Vince Montana and His Orchestra
Vince Montana and His Orchestra

Born Vincent Montana, Jr. in South Philadelphia on February 12, 1928, Vince Montana was a jazz musician turned session musician who later gained renown as a member of Philadelphia International’s MFSB session group and also founder of the Salsoul Orchestra. His talents extended from playing percussion, orchestra bells and chimes, tympani, and marimba to arranging and conduction, and writing songs. Recognized early, his talents led to stints playing percussion and vibraphone in Las Vegas and, back in Philly, as part of the band on the Mike Douglas Show. He turned to studio work, where he was behind the Philly TV-made idols like Frankie Avalon and Fabian.

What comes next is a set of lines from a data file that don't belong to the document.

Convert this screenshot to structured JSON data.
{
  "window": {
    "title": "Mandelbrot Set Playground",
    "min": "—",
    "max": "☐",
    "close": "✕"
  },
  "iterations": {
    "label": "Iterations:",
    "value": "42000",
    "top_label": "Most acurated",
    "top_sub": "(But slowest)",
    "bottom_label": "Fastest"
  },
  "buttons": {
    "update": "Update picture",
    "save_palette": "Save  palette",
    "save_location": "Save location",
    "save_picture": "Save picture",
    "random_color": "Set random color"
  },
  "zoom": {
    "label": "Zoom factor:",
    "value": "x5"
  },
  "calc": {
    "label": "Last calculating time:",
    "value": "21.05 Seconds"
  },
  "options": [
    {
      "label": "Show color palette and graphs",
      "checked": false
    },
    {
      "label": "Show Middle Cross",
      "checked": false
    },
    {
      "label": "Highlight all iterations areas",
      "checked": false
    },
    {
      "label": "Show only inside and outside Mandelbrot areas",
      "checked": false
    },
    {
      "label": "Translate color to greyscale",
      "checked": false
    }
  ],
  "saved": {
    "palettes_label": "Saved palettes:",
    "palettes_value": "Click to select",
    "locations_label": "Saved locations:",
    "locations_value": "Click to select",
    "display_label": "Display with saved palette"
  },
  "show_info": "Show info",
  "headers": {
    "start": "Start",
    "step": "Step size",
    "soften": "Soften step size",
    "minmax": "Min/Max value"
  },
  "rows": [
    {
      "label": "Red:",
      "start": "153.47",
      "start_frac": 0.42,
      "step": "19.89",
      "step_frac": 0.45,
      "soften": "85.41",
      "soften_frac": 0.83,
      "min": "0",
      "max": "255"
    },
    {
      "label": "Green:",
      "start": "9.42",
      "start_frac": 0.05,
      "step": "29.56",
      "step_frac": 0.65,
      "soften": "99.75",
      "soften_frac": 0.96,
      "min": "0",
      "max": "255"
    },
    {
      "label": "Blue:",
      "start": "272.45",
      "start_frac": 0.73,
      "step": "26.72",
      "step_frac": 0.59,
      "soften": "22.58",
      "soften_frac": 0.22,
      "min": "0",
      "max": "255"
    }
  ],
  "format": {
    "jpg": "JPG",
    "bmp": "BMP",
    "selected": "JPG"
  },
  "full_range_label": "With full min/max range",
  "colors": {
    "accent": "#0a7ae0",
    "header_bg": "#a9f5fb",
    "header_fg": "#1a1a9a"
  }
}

He then became a studio musician for the growing R&B scene in Philly. His early work in Philadelphia R&B energized the sessions for Jamie/Guyden affiliated labels and one of his first credits as Vince Montana and His Orchestra was the instrumental versions of The Sherrys’ Guyden record, “That Boy of Mine” b/w “Monk, Monk, Monkey” (Guyden 2093), a dance record that anticipated his disco-era renown creating disco dance music.  

His work with MFSB was anticipated as one of the first-call session musicians who were Arctic regulars along with guitarist Bobby Eli, bassist Ronnie Baker, and drummer Earl Young. Arctic sessions included the Volcanos’ “(It’s Against) The Laws Of Love,” the Rotations’ “(Put A Dime On) D-9” and “(Put A Nickel On) D-9,” which later morphed into Barbara Mason’s “Bobby, Is My Baby.”

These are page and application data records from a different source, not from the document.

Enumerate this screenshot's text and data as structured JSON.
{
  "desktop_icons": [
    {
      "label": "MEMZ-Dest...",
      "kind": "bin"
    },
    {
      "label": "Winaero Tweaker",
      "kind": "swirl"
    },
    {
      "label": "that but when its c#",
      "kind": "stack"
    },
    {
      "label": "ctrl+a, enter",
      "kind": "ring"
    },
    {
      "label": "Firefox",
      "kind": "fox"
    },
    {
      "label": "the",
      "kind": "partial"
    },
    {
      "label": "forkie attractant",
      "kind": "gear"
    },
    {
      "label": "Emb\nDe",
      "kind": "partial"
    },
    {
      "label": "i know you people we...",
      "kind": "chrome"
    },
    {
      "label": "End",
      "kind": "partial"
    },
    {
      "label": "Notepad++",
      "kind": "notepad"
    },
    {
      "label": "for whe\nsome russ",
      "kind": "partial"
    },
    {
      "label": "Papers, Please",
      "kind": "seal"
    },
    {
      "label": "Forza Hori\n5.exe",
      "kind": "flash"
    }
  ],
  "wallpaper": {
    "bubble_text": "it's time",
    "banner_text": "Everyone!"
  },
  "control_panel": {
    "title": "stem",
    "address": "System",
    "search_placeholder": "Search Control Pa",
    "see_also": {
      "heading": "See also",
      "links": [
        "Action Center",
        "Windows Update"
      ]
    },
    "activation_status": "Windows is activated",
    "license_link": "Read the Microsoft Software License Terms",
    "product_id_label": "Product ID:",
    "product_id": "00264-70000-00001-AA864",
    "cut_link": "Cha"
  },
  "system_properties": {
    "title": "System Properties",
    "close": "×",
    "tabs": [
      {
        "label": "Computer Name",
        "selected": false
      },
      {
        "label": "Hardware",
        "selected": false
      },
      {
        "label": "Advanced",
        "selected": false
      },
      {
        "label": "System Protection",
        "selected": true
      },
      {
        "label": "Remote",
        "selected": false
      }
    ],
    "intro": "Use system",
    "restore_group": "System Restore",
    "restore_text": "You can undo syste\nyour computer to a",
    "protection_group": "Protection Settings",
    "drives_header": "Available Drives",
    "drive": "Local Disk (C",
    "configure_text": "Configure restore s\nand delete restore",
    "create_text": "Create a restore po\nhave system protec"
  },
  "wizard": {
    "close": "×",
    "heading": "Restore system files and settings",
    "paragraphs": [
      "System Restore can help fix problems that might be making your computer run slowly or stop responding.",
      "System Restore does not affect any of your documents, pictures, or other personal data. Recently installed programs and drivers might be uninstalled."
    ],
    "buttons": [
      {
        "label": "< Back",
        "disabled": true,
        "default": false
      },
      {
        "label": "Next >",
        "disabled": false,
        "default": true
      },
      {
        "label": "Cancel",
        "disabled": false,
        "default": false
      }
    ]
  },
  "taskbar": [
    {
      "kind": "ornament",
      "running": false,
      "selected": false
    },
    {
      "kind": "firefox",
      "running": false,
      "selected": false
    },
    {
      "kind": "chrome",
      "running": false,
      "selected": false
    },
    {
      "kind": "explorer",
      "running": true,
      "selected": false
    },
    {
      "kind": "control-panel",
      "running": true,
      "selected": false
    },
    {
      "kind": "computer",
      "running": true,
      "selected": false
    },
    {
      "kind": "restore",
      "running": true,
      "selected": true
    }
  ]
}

Vince Montana played on innumerable Jamie/Guyden other sessions, as well, among them, the Cliff Nobles hit instrumental "The Horse" in 1968.

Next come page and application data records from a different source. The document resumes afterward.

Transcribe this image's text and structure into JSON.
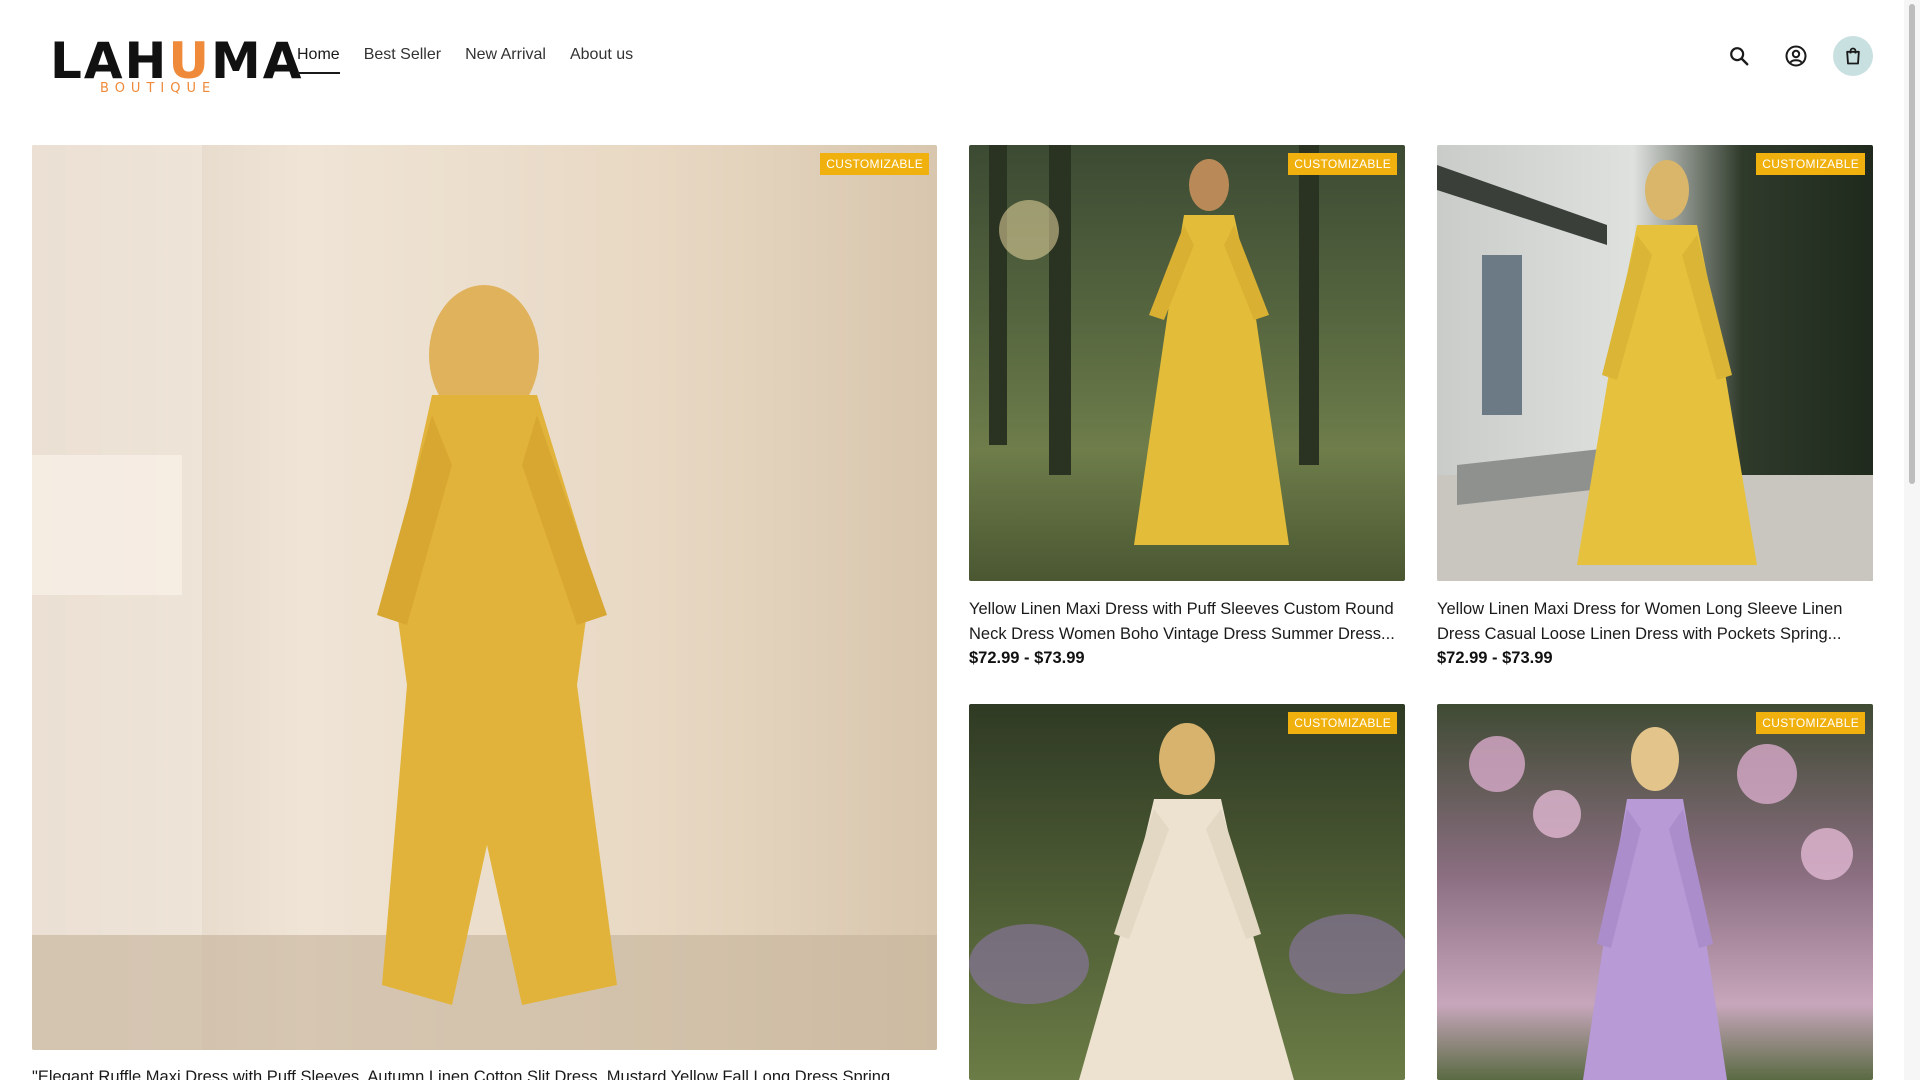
{
  "brand": {
    "logo_main_a": "LAH",
    "logo_main_accent": "U",
    "logo_main_b": "MA",
    "logo_sub": "BOUTIQUE"
  },
  "nav": {
    "items": [
      {
        "label": "Home",
        "active": true
      },
      {
        "label": "Best Seller",
        "active": false
      },
      {
        "label": "New Arrival",
        "active": false
      },
      {
        "label": "About us",
        "active": false
      }
    ]
  },
  "icons": {
    "search": "search-icon",
    "account": "user-circle-icon",
    "cart": "shopping-bag-icon"
  },
  "colors": {
    "badge": "#f0b10f",
    "logo_accent": "#ee8a3a",
    "cart_bg": "#c9e0e1"
  },
  "products": [
    {
      "badge": "CUSTOMIZABLE",
      "title": "\"Elegant Ruffle Maxi Dress with Puff Sleeves, Autumn Linen Cotton Slit Dress, Mustard Yellow Fall Long Dress Spring",
      "price": ""
    },
    {
      "badge": "CUSTOMIZABLE",
      "title": "Yellow Linen Maxi Dress with Puff Sleeves Custom Round Neck Dress Women Boho Vintage Dress Summer Dress...",
      "price": "$72.99 - $73.99"
    },
    {
      "badge": "CUSTOMIZABLE",
      "title": "Yellow Linen Maxi Dress for Women Long Sleeve Linen Dress Casual Loose Linen Dress with Pockets Spring...",
      "price": "$72.99 - $73.99"
    },
    {
      "badge": "CUSTOMIZABLE",
      "title": "",
      "price": ""
    },
    {
      "badge": "CUSTOMIZABLE",
      "title": "",
      "price": ""
    }
  ]
}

More recently, Montana worked with Masters at Work and on the Pet Shop Boys’ “New York City Boy.”